### Assigned task
Read through the data and report every line in which the word "Django代码" occurs.

### Material for the task
◇ ◇ ◇ ◇
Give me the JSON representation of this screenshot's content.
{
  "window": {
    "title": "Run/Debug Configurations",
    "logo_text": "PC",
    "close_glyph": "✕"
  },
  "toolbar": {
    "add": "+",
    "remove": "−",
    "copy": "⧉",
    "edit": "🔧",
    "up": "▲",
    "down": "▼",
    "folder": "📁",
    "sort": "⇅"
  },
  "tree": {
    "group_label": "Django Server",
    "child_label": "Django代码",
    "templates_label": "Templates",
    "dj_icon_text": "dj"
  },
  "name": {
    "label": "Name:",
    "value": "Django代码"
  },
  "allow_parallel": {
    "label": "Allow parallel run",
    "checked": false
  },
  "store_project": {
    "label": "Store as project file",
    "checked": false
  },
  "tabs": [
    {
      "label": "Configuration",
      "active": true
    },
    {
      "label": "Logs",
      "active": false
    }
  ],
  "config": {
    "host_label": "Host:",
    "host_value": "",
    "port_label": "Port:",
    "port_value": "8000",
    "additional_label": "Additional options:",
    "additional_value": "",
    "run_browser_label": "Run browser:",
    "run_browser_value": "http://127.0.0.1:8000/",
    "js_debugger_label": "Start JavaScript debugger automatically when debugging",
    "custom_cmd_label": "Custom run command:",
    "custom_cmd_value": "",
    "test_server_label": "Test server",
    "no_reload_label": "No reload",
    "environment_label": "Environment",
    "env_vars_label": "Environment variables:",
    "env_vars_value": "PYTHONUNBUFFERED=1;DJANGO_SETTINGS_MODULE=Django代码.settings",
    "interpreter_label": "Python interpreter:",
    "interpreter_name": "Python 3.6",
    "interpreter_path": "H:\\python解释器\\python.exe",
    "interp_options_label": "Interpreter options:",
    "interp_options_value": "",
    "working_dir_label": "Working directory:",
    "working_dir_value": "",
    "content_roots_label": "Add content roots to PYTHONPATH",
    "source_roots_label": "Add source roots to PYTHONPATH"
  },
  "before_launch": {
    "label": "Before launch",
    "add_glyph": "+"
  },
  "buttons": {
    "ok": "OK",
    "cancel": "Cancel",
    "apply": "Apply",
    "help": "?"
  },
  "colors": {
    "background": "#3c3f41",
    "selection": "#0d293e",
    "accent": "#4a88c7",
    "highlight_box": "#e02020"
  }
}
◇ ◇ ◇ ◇
### Exercise solution
    "child_label": "Django代码",
    "value": "Django代码"
    "env_vars_value": "PYTHONUNBUFFERED=1;DJANGO_SETTINGS_MODULE=Django代码.settings",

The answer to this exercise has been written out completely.